Aikman was the son of an Angus laird, and although he initially planned for a career in business, studying civil law at Edinburgh University, the deaths of his elder brother and father meant that he inherited his family estate at Cairnie, Arbroath, as a young man. He was then at liberty to pursue art as his vocation, and emerged as the leading Scottish painter of his generation. Aikman's early portraits show the influence of Sir John Baptist de Medina (1659-1710), and he had some initial success in London before travelling to Italy in 1707 to study the old masters. He returned to Edinburgh in 1711, and after the death of Medina established himself as the foremost painter of Scotland's elite.

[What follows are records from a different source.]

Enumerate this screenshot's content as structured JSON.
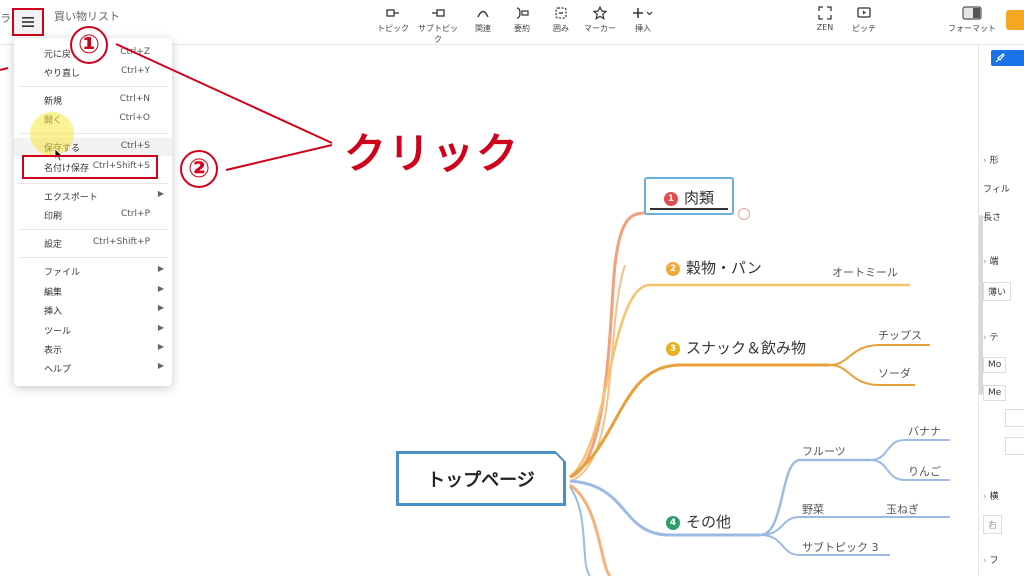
{
  "app": {
    "title": "買い物リスト",
    "logo_letter": "ラ"
  },
  "toolbar": {
    "items": [
      {
        "label": "トピック",
        "icon": "topic-icon"
      },
      {
        "label": "サブトピック",
        "icon": "subtopic-icon"
      },
      {
        "label": "関連",
        "icon": "relation-icon"
      },
      {
        "label": "要約",
        "icon": "summary-icon"
      },
      {
        "label": "囲み",
        "icon": "boundary-icon"
      },
      {
        "label": "マーカー",
        "icon": "marker-star-icon"
      },
      {
        "label": "挿入",
        "icon": "insert-plus-icon"
      }
    ],
    "right": [
      {
        "label": "ZEN",
        "icon": "zen-icon"
      },
      {
        "label": "ピッチ",
        "icon": "pitch-icon"
      },
      {
        "label": "フォーマット",
        "icon": "format-icon"
      }
    ]
  },
  "menu": {
    "items": [
      {
        "label": "元に戻す",
        "shortcut": "Ctrl+Z"
      },
      {
        "label": "やり直し",
        "shortcut": "Ctrl+Y"
      },
      {
        "label": "新規",
        "shortcut": "Ctrl+N"
      },
      {
        "label": "開く",
        "shortcut": "Ctrl+O"
      },
      {
        "label": "保存する",
        "shortcut": "Ctrl+S"
      },
      {
        "label": "名付け保存",
        "shortcut": "Ctrl+Shift+S"
      },
      {
        "label": "エクスポート",
        "shortcut": ""
      },
      {
        "label": "印刷",
        "shortcut": "Ctrl+P"
      },
      {
        "label": "設定",
        "shortcut": "Ctrl+Shift+P"
      },
      {
        "label": "ファイル",
        "shortcut": ""
      },
      {
        "label": "編集",
        "shortcut": ""
      },
      {
        "label": "挿入",
        "shortcut": ""
      },
      {
        "label": "ツール",
        "shortcut": ""
      },
      {
        "label": "表示",
        "shortcut": ""
      },
      {
        "label": "ヘルプ",
        "shortcut": ""
      }
    ]
  },
  "annotations": {
    "step1": "①",
    "step2": "②",
    "click_label": "クリック",
    "accent_color": "#d0021b"
  },
  "mindmap": {
    "central": "トップページ",
    "topics": [
      {
        "num": "1",
        "label": "肉類",
        "color": "#e24b4b"
      },
      {
        "num": "2",
        "label": "穀物・パン",
        "color": "#f0a93a"
      },
      {
        "num": "3",
        "label": "スナック＆飲み物",
        "color": "#e8a317"
      },
      {
        "num": "4",
        "label": "その他",
        "color": "#2e9e6b"
      }
    ],
    "subtopics": {
      "grain": "オートミール",
      "snack_1": "チップス",
      "snack_2": "ソーダ",
      "fruit": "フルーツ",
      "banana": "バナナ",
      "apple": "りんご",
      "veg": "野菜",
      "onion": "玉ねぎ",
      "sub3": "サブトピック 3"
    }
  },
  "right_panel": {
    "rows": [
      "形",
      "フィル",
      "長さ",
      "端",
      "薄い",
      "テ",
      "Mo",
      "Me",
      "横",
      "右",
      "フ"
    ]
  }
}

It was with the Duke of Argyll's backing that the artist was able to move to London in 1720 to establish himself with similar success to that he had experienced in Edinburgh. By 1725, he was commissioned to paint a portrait of the Prime Minister, Sir Robert Walpole. He went on to paint other leading members of parliament and the aristocracy. Nonetheless throughout his career he retained strong links with the Scottish community in London, remaining the Duke's principal painter of choice. Towards the end of his life, suffering from tuberculosis, he arguably painted one of his greatest works, a portrait in Highland dress of the Duke of Argyll's nephew, John Stuart, the 3rd Earl of Bute, (1713-1792), (Mount Stuart).